How does the size of governments and corporations compare? To answer this question, I identified one metric often used to measure the size of organizations: annual revenues. I then found a source for annual revenues for governments, The CIA World Fact Book and another for corporations, The Global Fortune 500 List. Both provided data for 2014. The results below show that of the 100 governments and corporations with the highest annual revenues in 2014, 63 are corporations and 37 are governments. Previous analysts have compared corporations to national economies, a different measure. In 2000, Anderson and Cavanagh found that of the 100 largest economies in the world, 51 were global corporations and 49 were countries.

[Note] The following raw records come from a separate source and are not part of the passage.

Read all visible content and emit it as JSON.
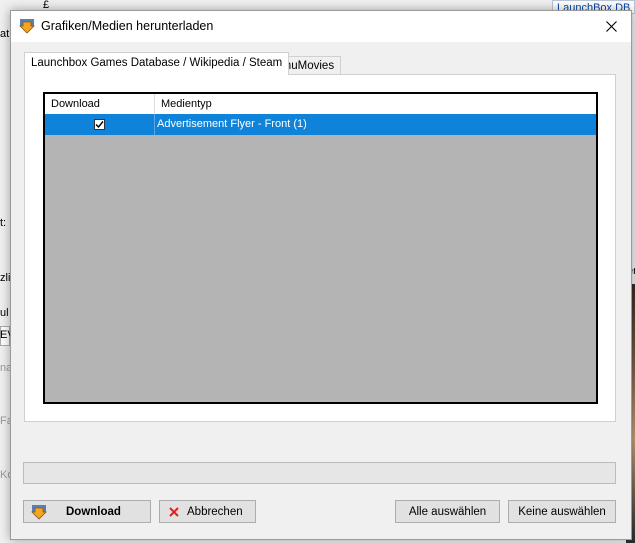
{
  "background": {
    "fragments": [
      "£",
      "at",
      "t:",
      "zli",
      "ul",
      "EV",
      "na",
      "Fa",
      "Ko",
      "er"
    ],
    "link_text": "LaunchBox DB I"
  },
  "dialog": {
    "title": "Grafiken/Medien herunterladen",
    "tabs": [
      {
        "label": "Launchbox Games Database / Wikipedia / Steam",
        "active": true
      },
      {
        "label": "EmuMovies",
        "active": false
      }
    ],
    "grid": {
      "columns": [
        "Download",
        "Medientyp"
      ],
      "rows": [
        {
          "download": true,
          "media_type": "Advertisement Flyer - Front (1)",
          "selected": true
        }
      ]
    },
    "buttons": {
      "download": "Download",
      "cancel": "Abbrechen",
      "select_all": "Alle auswählen",
      "select_none": "Keine auswählen"
    }
  },
  "colors": {
    "selection": "#0f83d9",
    "grid_background": "#b4b4b4",
    "cancel_icon": "#e02020",
    "download_icon": "#f5a623"
  }
}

In 2012, the economic analyst D. Steven White listed the top 175 “economic entities” in the world for 2011, using GDP for nations and revenues for corporations. Of these, 63% were corporations and 37% were nations.
Statement of Matthew L. Myers, President, Campaign for Tobacco-Free Kids
As they complete negotiations on the Trans-Pacific Partnership (TPP) trade agreement, the United States and the 11 other countries involved must ensure the final agreement protects the right of participating nations to adopt public health measures to reduce tobacco use and prevents tobacco companies from using the TPP to attack such measures.
August is a time for vacations and reading on the beach—or in an air-conditioned library. For those dedicated Corporations and Health Watch readers who can’t resist an opportunity to find out more about how corporations influence well-being, here are a few recent novels that provide additional insights into this process. For those who worry about the quality of the scientific evidence in these accounts, remember it was the public outrage generated by Upton Sinclair’s novel The Jungle that played a key role in creating the United State Food and Drug Administration in 1906.
A new film, The Yes Men are Revolting, shows activists using humor and spoof to fight corporate greed in villages in Uganda, toxic oil fields in Canada, and elsewhere by taking on big oil, lobbyists, and the U.S. government.
Here are some of the headlines from the past few weeks: 34 million cars outfitted with dangerously defective airbags have been recalled; passenger trains and oil trains have derailed, putting commuters and communities at risk; nail salon workers are being exposed to dangerous conditions and abusive employers. What these stories have in common is a regulatory process that is too slow and too captured by industry to protect Americans. Instead of attacking regulations, Congress should be empaneling committees to investigate why regulations are so slow to be issued and so poorly enforced.
But now a group of U.S. senators led by U.S. Sen. Mike Rounds (R-S.D.) is calling for a new, permanent, bicameral committee to review and recommend eliminating federal safeguards. The proposed committee could Continue reading Congress Forms Anti-Regulatory Committee Instead of Protecting Americans→
A new study posted on the Social Sciences Research Network by James W. Coleman at the University of Calgary in Canada compares the statements that oil companies make to regulators and to investors. The abstract is below.